WHAT TO WORK ON ::
Keep the lines exact and the pictures out as you repeat the following listing.

INFORMATION ::
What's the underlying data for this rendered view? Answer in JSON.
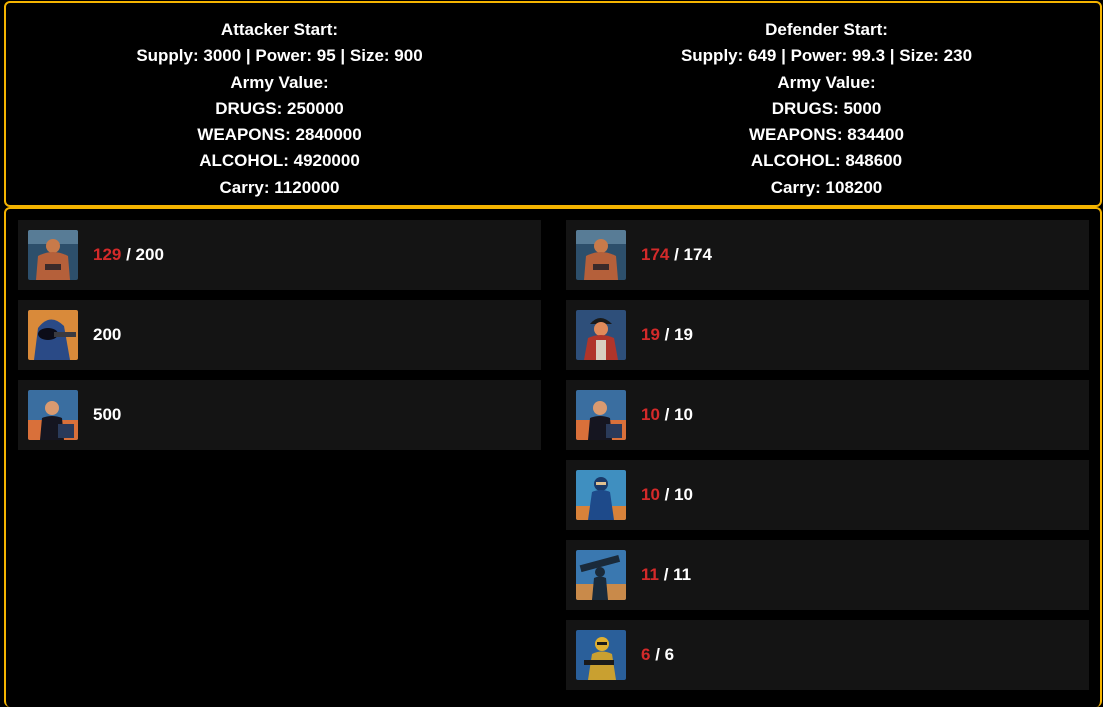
{
  "colors": {
    "border": "#f5b400",
    "remaining": "#d42a2a",
    "row_bg": "#141414"
  },
  "attacker": {
    "title": "Attacker Start:",
    "stats": "Supply: 3000 | Power: 95 | Size: 900",
    "army_label": "Army Value:",
    "drugs": "DRUGS: 250000",
    "weapons": "WEAPONS: 2840000",
    "alcohol": "ALCOHOL: 4920000",
    "carry": "Carry: 1120000",
    "units": [
      {
        "icon": "bruiser-portrait-icon",
        "remaining": "129",
        "sep": " / ",
        "total": "200"
      },
      {
        "icon": "hooded-gunman-portrait-icon",
        "remaining": "",
        "sep": "",
        "total": "200"
      },
      {
        "icon": "suited-man-portrait-icon",
        "remaining": "",
        "sep": "",
        "total": "500"
      }
    ]
  },
  "defender": {
    "title": "Defender Start:",
    "stats": "Supply: 649 | Power: 99.3 | Size: 230",
    "army_label": "Army Value:",
    "drugs": "DRUGS: 5000",
    "weapons": "WEAPONS: 834400",
    "alcohol": "ALCOHOL: 848600",
    "carry": "Carry: 108200",
    "units": [
      {
        "icon": "bruiser-portrait-icon",
        "remaining": "174",
        "sep": " / ",
        "total": "174"
      },
      {
        "icon": "chef-portrait-icon",
        "remaining": "19",
        "sep": " / ",
        "total": "19"
      },
      {
        "icon": "suited-man-portrait-icon",
        "remaining": "10",
        "sep": " / ",
        "total": "10"
      },
      {
        "icon": "ninja-portrait-icon",
        "remaining": "10",
        "sep": " / ",
        "total": "10"
      },
      {
        "icon": "soldier-launcher-portrait-icon",
        "remaining": "11",
        "sep": " / ",
        "total": "11"
      },
      {
        "icon": "armored-soldier-portrait-icon",
        "remaining": "6",
        "sep": " / ",
        "total": "6"
      }
    ]
  }
}
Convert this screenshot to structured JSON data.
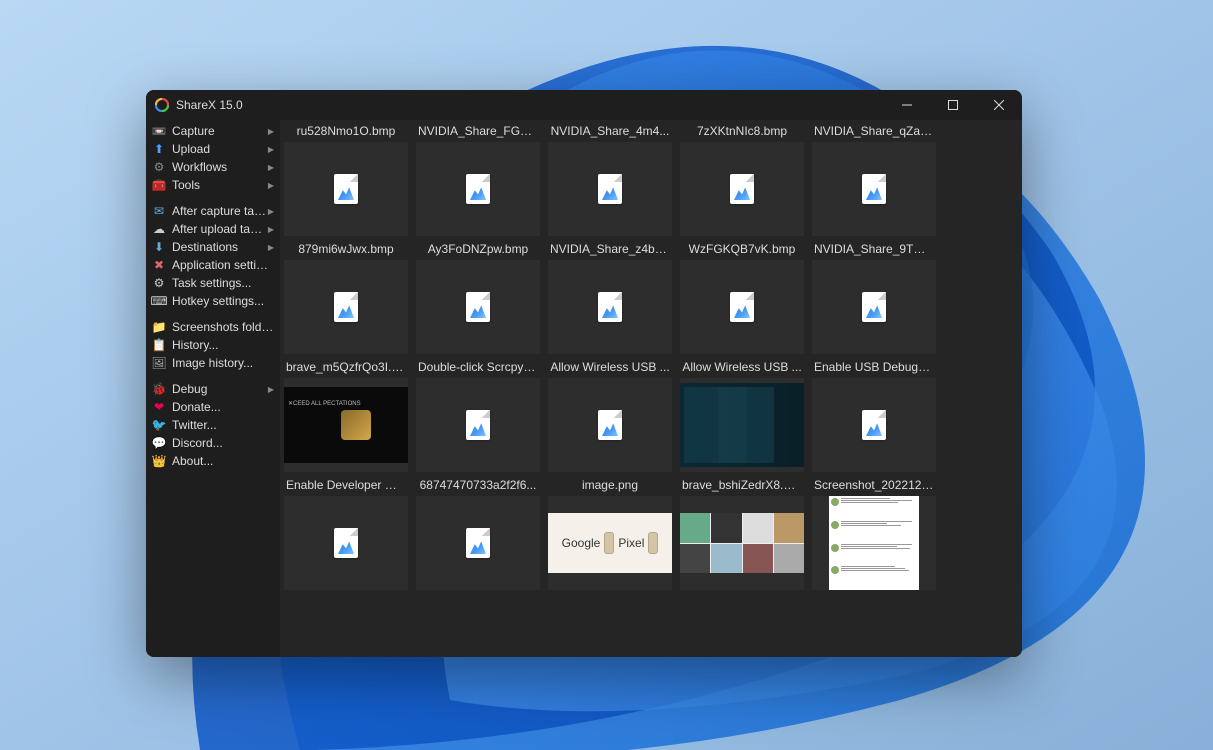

RESPONSE TO THIS TASK ::
What's the underlying data for this rendered view? Answer in JSON.
{
  "colors": {
    "border": "#f5b400",
    "remaining": "#d42a2a",
    "row_bg": "#141414"
  },
  "attacker": {
    "title": "Attacker Start:",
    "stats": "Supply: 3000 | Power: 95 | Size: 900",
    "army_label": "Army Value:",
    "drugs": "DRUGS: 250000",
    "weapons": "WEAPONS: 2840000",
    "alcohol": "ALCOHOL: 4920000",
    "carry": "Carry: 1120000",
    "units": [
      {
        "icon": "bruiser-portrait-icon",
        "remaining": "129",
        "sep": " / ",
        "total": "200"
      },
      {
        "icon": "hooded-gunman-portrait-icon",
        "remaining": "",
        "sep": "",
        "total": "200"
      },
      {
        "icon": "suited-man-portrait-icon",
        "remaining": "",
        "sep": "",
        "total": "500"
      }
    ]
  },
  "defender": {
    "title": "Defender Start:",
    "stats": "Supply: 649 | Power: 99.3 | Size: 230",
    "army_label": "Army Value:",
    "drugs": "DRUGS: 5000",
    "weapons": "WEAPONS: 834400",
    "alcohol": "ALCOHOL: 848600",
    "carry": "Carry: 108200",
    "units": [
      {
        "icon": "bruiser-portrait-icon",
        "remaining": "174",
        "sep": " / ",
        "total": "174"
      },
      {
        "icon": "chef-portrait-icon",
        "remaining": "19",
        "sep": " / ",
        "total": "19"
      },
      {
        "icon": "suited-man-portrait-icon",
        "remaining": "10",
        "sep": " / ",
        "total": "10"
      },
      {
        "icon": "ninja-portrait-icon",
        "remaining": "10",
        "sep": " / ",
        "total": "10"
      },
      {
        "icon": "soldier-launcher-portrait-icon",
        "remaining": "11",
        "sep": " / ",
        "total": "11"
      },
      {
        "icon": "armored-soldier-portrait-icon",
        "remaining": "6",
        "sep": " / ",
        "total": "6"
      }
    ]
  }
}
Convert this screenshot to structured JSON data.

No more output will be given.